### [Source information]
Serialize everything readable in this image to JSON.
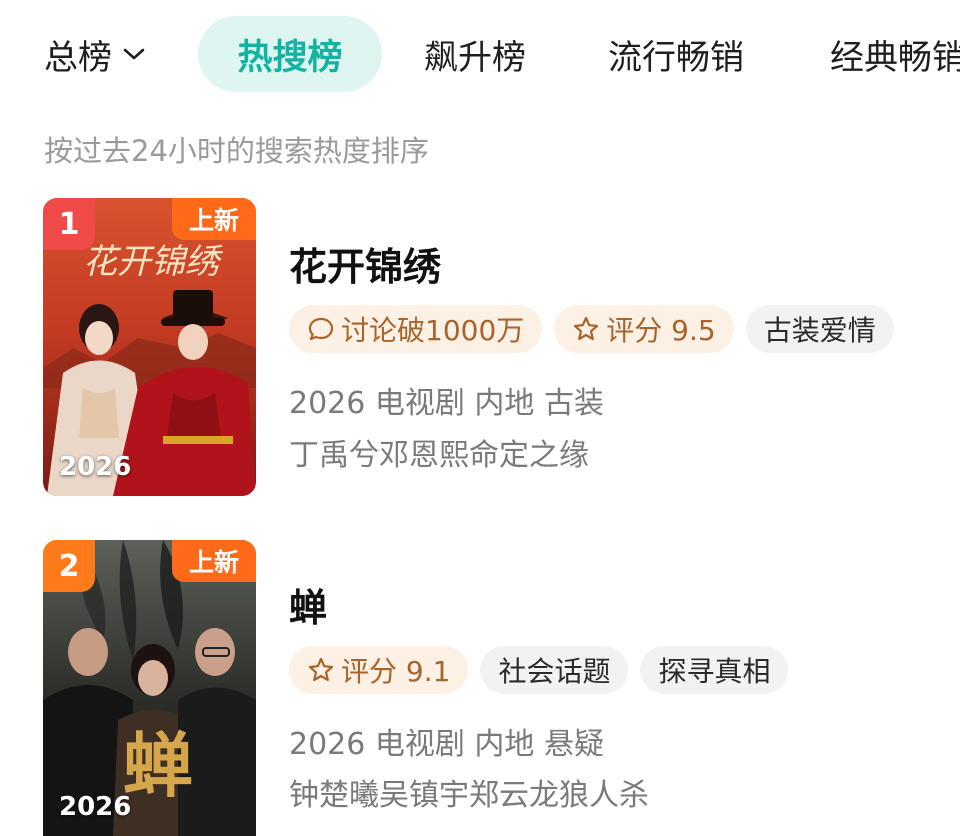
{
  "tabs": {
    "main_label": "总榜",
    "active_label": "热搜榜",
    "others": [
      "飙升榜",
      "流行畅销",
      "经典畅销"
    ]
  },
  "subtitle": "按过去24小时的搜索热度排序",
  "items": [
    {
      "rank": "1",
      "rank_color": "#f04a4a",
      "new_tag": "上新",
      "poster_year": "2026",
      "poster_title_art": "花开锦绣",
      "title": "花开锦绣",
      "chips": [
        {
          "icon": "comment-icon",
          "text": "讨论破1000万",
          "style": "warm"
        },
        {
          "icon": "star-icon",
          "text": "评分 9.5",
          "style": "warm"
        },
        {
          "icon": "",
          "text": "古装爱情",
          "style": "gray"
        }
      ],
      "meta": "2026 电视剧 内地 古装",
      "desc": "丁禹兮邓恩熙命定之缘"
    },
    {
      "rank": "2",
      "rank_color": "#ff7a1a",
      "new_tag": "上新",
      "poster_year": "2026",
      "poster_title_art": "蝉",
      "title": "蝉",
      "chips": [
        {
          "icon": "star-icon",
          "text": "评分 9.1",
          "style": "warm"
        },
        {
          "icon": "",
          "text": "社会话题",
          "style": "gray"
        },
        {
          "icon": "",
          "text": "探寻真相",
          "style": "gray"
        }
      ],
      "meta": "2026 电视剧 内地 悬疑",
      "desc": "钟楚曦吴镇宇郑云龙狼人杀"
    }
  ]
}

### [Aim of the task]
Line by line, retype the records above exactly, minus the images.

### [Response for this exercise]
Serialize everything readable in this image to JSON.
{
  "tabs": {
    "main_label": "总榜",
    "active_label": "热搜榜",
    "others": [
      "飙升榜",
      "流行畅销",
      "经典畅销"
    ]
  },
  "subtitle": "按过去24小时的搜索热度排序",
  "items": [
    {
      "rank": "1",
      "rank_color": "#f04a4a",
      "new_tag": "上新",
      "poster_year": "2026",
      "poster_title_art": "花开锦绣",
      "title": "花开锦绣",
      "chips": [
        {
          "icon": "comment-icon",
          "text": "讨论破1000万",
          "style": "warm"
        },
        {
          "icon": "star-icon",
          "text": "评分 9.5",
          "style": "warm"
        },
        {
          "icon": "",
          "text": "古装爱情",
          "style": "gray"
        }
      ],
      "meta": "2026 电视剧 内地 古装",
      "desc": "丁禹兮邓恩熙命定之缘"
    },
    {
      "rank": "2",
      "rank_color": "#ff7a1a",
      "new_tag": "上新",
      "poster_year": "2026",
      "poster_title_art": "蝉",
      "title": "蝉",
      "chips": [
        {
          "icon": "star-icon",
          "text": "评分 9.1",
          "style": "warm"
        },
        {
          "icon": "",
          "text": "社会话题",
          "style": "gray"
        },
        {
          "icon": "",
          "text": "探寻真相",
          "style": "gray"
        }
      ],
      "meta": "2026 电视剧 内地 悬疑",
      "desc": "钟楚曦吴镇宇郑云龙狼人杀"
    }
  ]
}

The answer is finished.